If you or a loved one has taken Zantac (ranitidine) for a health condition, don’t panic. The first thing you should do to determine your risk for cancer and other health issues is talk to your doctor as soon as possible.
Many physicians across the country are aware of the recent Zantac recalls and the discovered NDMA impurity. Your doctor can assess your risk for cancer, or determine if your cancer might have been caused by the NDMA in Zantac, by examining your current health status and medical history.
If you’ve been diagnosed with cancer after taking Zantac regularly for a long period of time, you might also consider taking legal action against Zantac manufacturers to seek compensation for losses such as medical bills, cancer treatment, and mental anguish.
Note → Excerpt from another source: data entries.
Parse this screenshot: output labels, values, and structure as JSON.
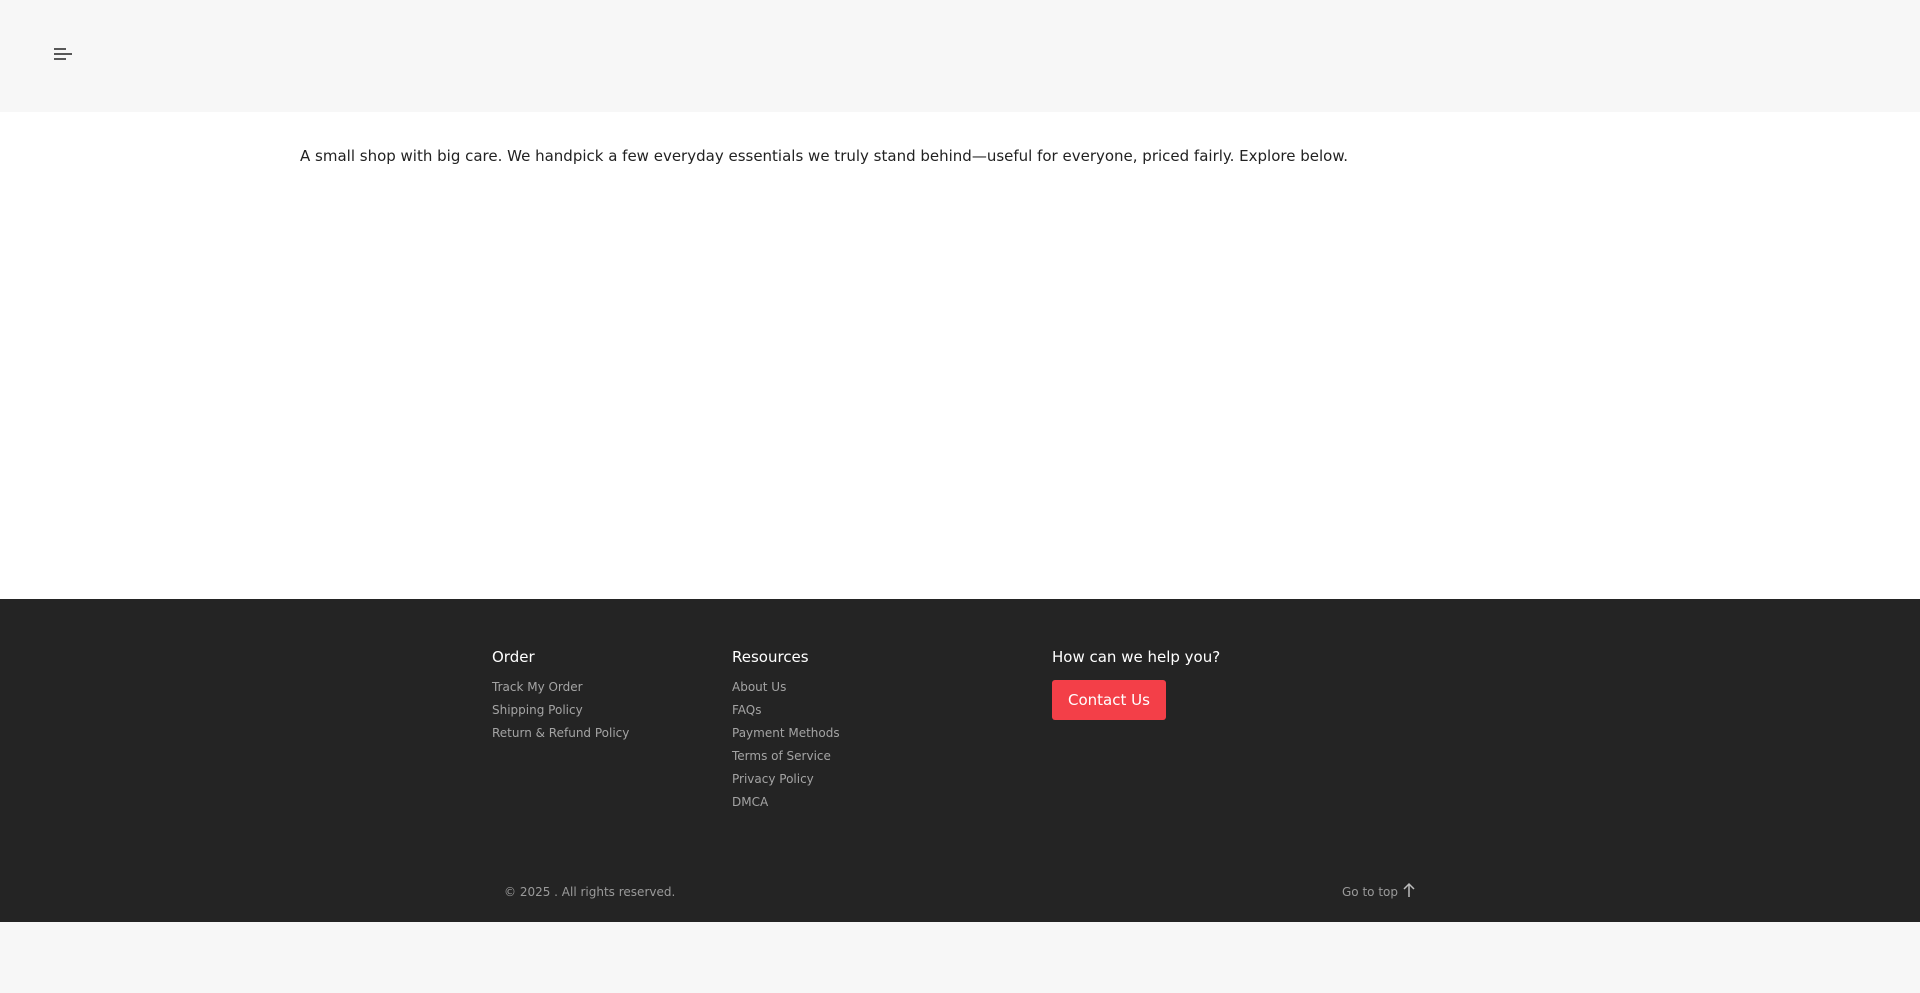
{
  "header": {
    "menu_icon": "hamburger-menu-icon"
  },
  "main": {
    "intro_text": "A small shop with big care. We handpick a few everyday essentials we truly stand behind—useful for everyone, priced fairly. Explore below."
  },
  "footer": {
    "order": {
      "heading": "Order",
      "links": [
        "Track My Order",
        "Shipping Policy",
        "Return & Refund Policy"
      ]
    },
    "resources": {
      "heading": "Resources",
      "links": [
        "About Us",
        "FAQs",
        "Payment Methods",
        "Terms of Service",
        "Privacy Policy",
        "DMCA"
      ]
    },
    "help": {
      "heading": "How can we help you?",
      "contact_label": "Contact Us"
    },
    "copyright": "© 2025 . All rights reserved.",
    "go_top_label": "Go to top",
    "go_top_icon": "arrow-up-icon"
  },
  "colors": {
    "header_bg": "#f7f7f7",
    "main_bg": "#ffffff",
    "footer_bg": "#242424",
    "accent": "#f33f48",
    "footer_link": "#a4a4a4"
  }
}
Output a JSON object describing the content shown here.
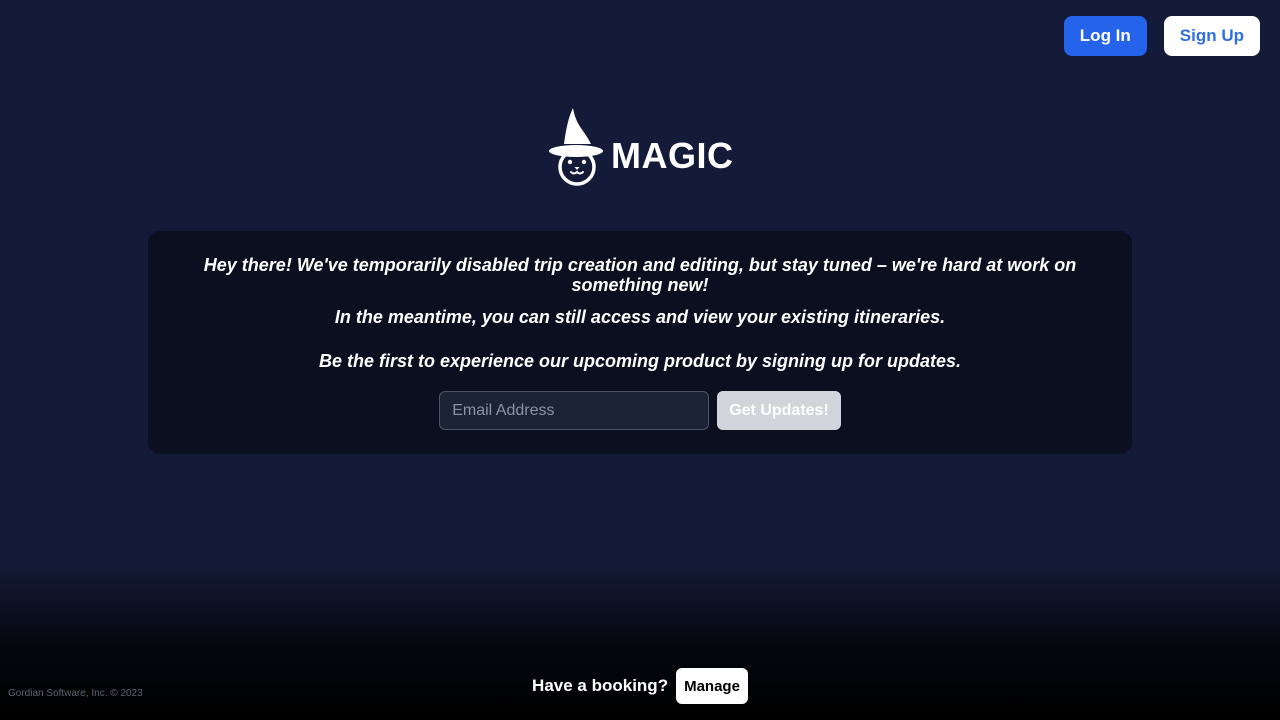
{
  "header": {
    "login_label": "Log In",
    "signup_label": "Sign Up"
  },
  "brand": {
    "name": "MAGIC",
    "icon": "wizard-hat-cat-logo"
  },
  "notice": {
    "line1": "Hey there! We've temporarily disabled trip creation and editing, but stay tuned – we're hard at work on something new!",
    "line2": "In the meantime, you can still access and view your existing itineraries.",
    "line3": "Be the first to experience our upcoming product by signing up for updates."
  },
  "signup": {
    "email_placeholder": "Email Address",
    "email_value": "",
    "submit_label": "Get Updates!"
  },
  "booking": {
    "label": "Have a booking?",
    "manage_label": "Manage"
  },
  "footer": {
    "copyright": "Gordian Software, Inc. © 2023"
  },
  "colors": {
    "background": "#141b38",
    "card": "#0b0f20",
    "primary": "#2563eb",
    "signup_text": "#2f6fdf",
    "disabled_button": "#d1d5db"
  }
}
If you’ve developed one of the following types of cancer after taking Zantac, you may be eligible to sue Zantac drugmakers:
- liver cancer
- stomach cancer
- lung cancer
- breast cancer
- testicular cancer
- bladder cancer
- pancreatic cancer
- esophageal cancer
- kidney cancer
- cancer of the blood
- colorectal cancer
Pharmaceutical companies must be held accountable for any health risks they expose consumers to without proper warning. At this time, it’s unclear whether drugmakers were aware of the NDMA in their drugs prior to marketing them to doctors and the public.
However, based on available research on the effects of ranitidine in humans—some of which dates back decades—it appears to be very unlikely that the drugmakers were completely unaware of how NDMA could be produced in the body after taking their drugs.
Regardless of intent, these drugmakers may still be held liable for failing to detect the NDMA in their products and for exposing consumers to drugs that could generate dangerous levels of a cancer-causing chemical in the body.
If you’ve developed cancer or other serious health issues after taking Zantac, our attorneys are ready to hear your story. With our legal expertise, we can determine whether you’re eligible to join others in filing an individual or class action lawsuit against Zantac drugmakers.
Don’t wait. Call the offices of Florin|Roebig today to schedule a free consultation with one of our award-winning pharmaceutical attorneys.